When I host Thanksgiving, I love to serve a soup midday rather than an early Thanksgiving. It is a lot easier than putting out a bunch of cheese, crackers and appetizers. It also tends to satisfy peoples' appetites without filling them up. Serve this recipe as a soup or elevate your green bean casserole during the upcoming holiday season, either way you’ll be sure to wow your guests.
Cream of Mushroom Soup
Scroll down for a printable version of this recipe
Yield: 10 cups
Prep Time: 10 minutes
Cook Time: 1 hour
1/4 cup butter
1 large yellow onion, small dice
2 1/2 pounds button or cremini mushrooms, cleaned and sliced
1/4 cup all-purpose flour (increase to 1/2 cup for green bean casserole consistency)
2 quarts water

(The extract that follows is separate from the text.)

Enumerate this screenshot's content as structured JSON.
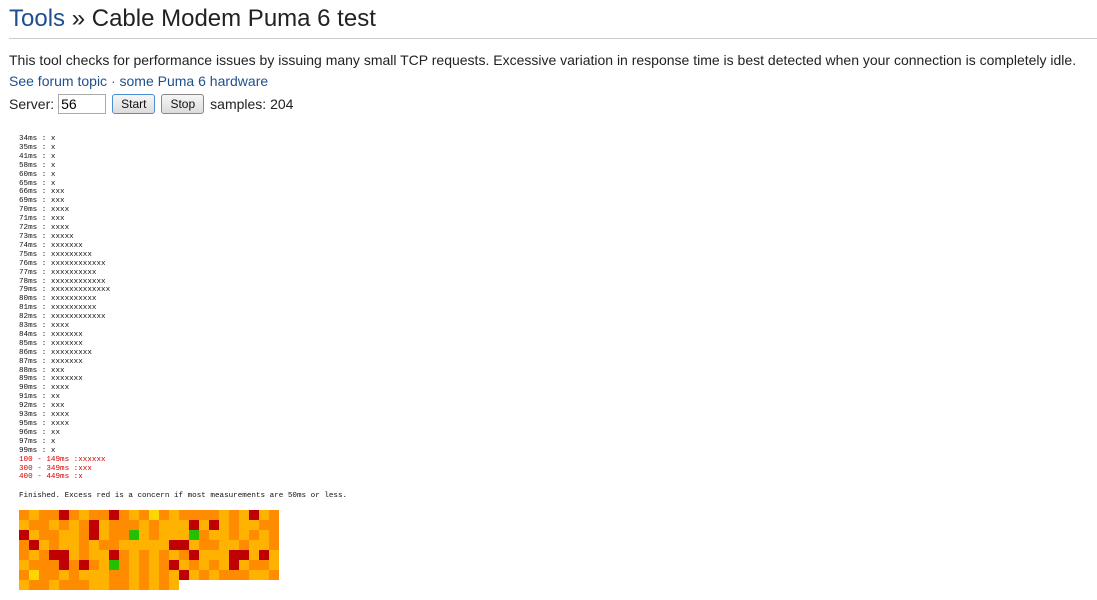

3 Tablespoons sherry vinegar or apple cider vinegar
2 bay leaves
1 teaspoon dried thyme or tarragon
1/4 cup to 1 cup of heavy cream

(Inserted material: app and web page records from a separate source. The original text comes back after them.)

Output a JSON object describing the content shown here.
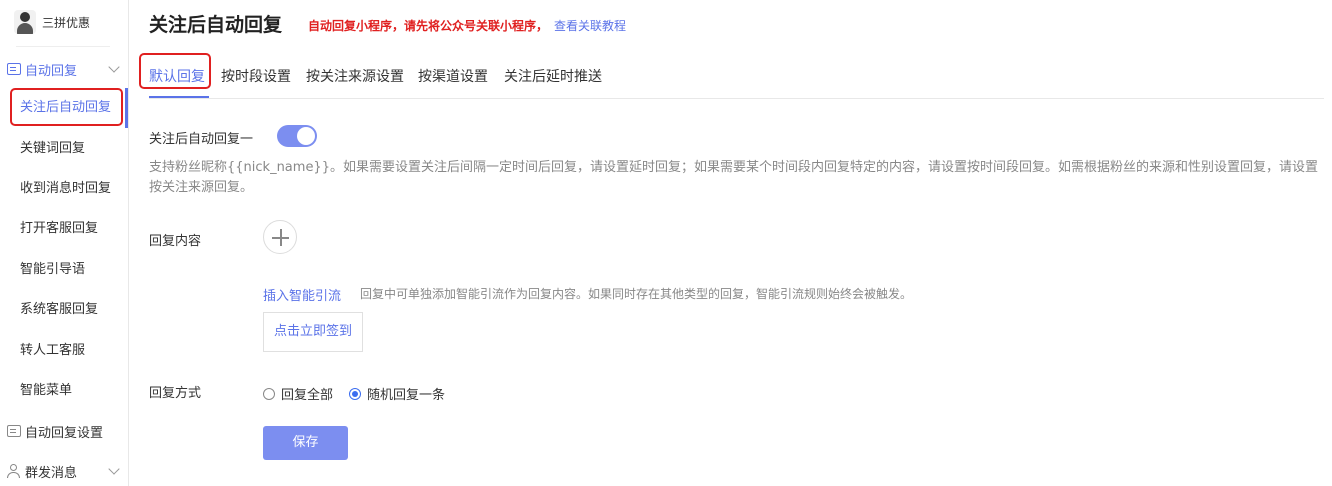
{
  "account": {
    "name": "三拼优惠"
  },
  "sidebar": {
    "group1": "自动回复",
    "items": [
      "关注后自动回复",
      "关键词回复",
      "收到消息时回复",
      "打开客服回复",
      "智能引导语",
      "系统客服回复",
      "转人工客服",
      "智能菜单"
    ],
    "group2": "自动回复设置",
    "group3": "群发消息"
  },
  "header": {
    "title": "关注后自动回复",
    "notice": "自动回复小程序，请先将公众号关联小程序，",
    "notice_link": "查看关联教程"
  },
  "tabs": [
    "默认回复",
    "按时段设置",
    "按关注来源设置",
    "按渠道设置",
    "关注后延时推送"
  ],
  "form": {
    "switch_label": "关注后自动回复一",
    "switch_on": true,
    "description": "支持粉丝昵称{{nick_name}}。如果需要设置关注后间隔一定时间后回复，请设置延时回复；如果需要某个时间段内回复特定的内容，请设置按时间段回复。如需根据粉丝的来源和性别设置回复，请设置按关注来源回复。",
    "content_label": "回复内容",
    "insert_link": "插入智能引流",
    "insert_hint": "回复中可单独添加智能引流作为回复内容。如果同时存在其他类型的回复，智能引流规则始终会被触发。",
    "content_button": "点击立即签到",
    "mode_label": "回复方式",
    "mode_options": [
      "回复全部",
      "随机回复一条"
    ],
    "mode_selected": "随机回复一条",
    "save": "保存"
  },
  "colors": {
    "accent": "#5b73e8",
    "highlight": "#e02020"
  }
}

1/4 cup celery leaves, medium chop
Salt and pepper to taste
Step 1: Sauté Onions and Mushrooms
Wipe clean or rinse and dry the mushrooms prior to slicing the mushrooms.
Preheat a 5 1/2 quart French oven or heavy gauge stock pot over a medium heat. Add butter and onions and sauté for approximately 5 minutes, until the onions are soft and translucent.

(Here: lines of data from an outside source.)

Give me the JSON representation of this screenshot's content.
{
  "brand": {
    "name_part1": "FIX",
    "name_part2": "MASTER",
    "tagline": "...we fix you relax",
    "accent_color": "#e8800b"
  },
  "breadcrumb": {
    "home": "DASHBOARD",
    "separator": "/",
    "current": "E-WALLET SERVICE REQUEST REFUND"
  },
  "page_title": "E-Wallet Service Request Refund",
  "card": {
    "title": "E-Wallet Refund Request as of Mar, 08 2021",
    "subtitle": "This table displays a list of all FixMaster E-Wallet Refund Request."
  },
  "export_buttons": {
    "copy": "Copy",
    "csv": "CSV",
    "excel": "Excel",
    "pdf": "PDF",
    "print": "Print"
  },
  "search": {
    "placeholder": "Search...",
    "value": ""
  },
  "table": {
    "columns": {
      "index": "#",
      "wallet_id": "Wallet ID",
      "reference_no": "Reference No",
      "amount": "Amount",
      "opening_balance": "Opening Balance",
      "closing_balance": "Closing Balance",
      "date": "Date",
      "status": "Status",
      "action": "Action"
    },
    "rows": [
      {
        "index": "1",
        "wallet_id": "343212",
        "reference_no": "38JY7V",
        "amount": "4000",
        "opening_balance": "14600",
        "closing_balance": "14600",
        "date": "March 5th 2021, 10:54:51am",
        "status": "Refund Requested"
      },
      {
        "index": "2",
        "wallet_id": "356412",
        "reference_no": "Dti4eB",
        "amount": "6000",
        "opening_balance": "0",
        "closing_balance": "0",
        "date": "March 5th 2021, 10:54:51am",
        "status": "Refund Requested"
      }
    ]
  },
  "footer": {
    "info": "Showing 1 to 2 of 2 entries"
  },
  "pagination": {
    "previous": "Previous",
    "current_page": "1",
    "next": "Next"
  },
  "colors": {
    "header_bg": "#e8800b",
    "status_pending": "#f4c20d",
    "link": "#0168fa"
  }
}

Add the mushrooms to the onions and sauté approximately 20 minutes, stirring occasionally. The mushrooms will only start to brown once most of the liquid from the mushrooms have evaporated. You will see the steam rising from the pan start to diminish and at that point the mushrooms will start to caramelize and brown. This browning adds a lot flavor to your soup and will be the base for the stock for the soup.
Step 2: Make the Roux
After the mushrooms have browned, lightly add the flour to the mushrooms and sauté for a minute or two. This helps to remove the raw starchy taste of the flour. Do not over sauté since the longer the flour is cooked the less ability it has to thicken.
The flour combined with the butter that the mushrooms were sautéed in creates a roux. The roux is what will thicken your soup, the more roux per ratio of liquid the thicker the soup. This recipe is for a soup consistency, if you want to use it in your green bean casserole, you can add an additional 1/4 cup of flour for sauce consistency.
Step 3: Simmer and Season
Add the room temperature or cold water to the mushroom/roux mixture. The cooler liquid helps to stop lumps from forming. Once you add the water mix well until all the flour is dissolved. Add the vinegar, bay leaves and thyme, simmer for approximately 30 minutes stirring and scraping down the sides of the pans frequently.
Remove bay leaves and season with salt and pepper to taste. Add the celery leaves. You do not need to add cream to this recipe but if you choose to, start with 1/4 cup and add up to a cup. It is really up to you on how rich and creamy you want the soup to be. Simmer 2 or 3 minutes until cream is warm and celery leaves are wilted.
I hope you have a wonderful holiday season and enjoy this recipe, whether in your green bean casserole or served as an elegant accompaniment to your holiday meal.
If you want to learn the foundations of sauce making, mark your calendars now for Sauce Boot Camp coming up on Saturday, February 18, 2023 at 10am at Lincoln Square. If are looking for more tips and tricks for holiday entertaining, we have some fun cooking and baking classes coming up this season:
- Hands-On Irresistible Hors d'oeuvres on Saturday, December 10 at 10am
- Hands-On Holiday Cookie Boot Camp Saturday, December 17 at 10am
- Virtual Croquembouche Workshop Sunday, December 18 11am CST
- Hands-On Festive Family Baking Friday, December 23 10am
- Virtual Fondue Party Friday, December 30 6pm CST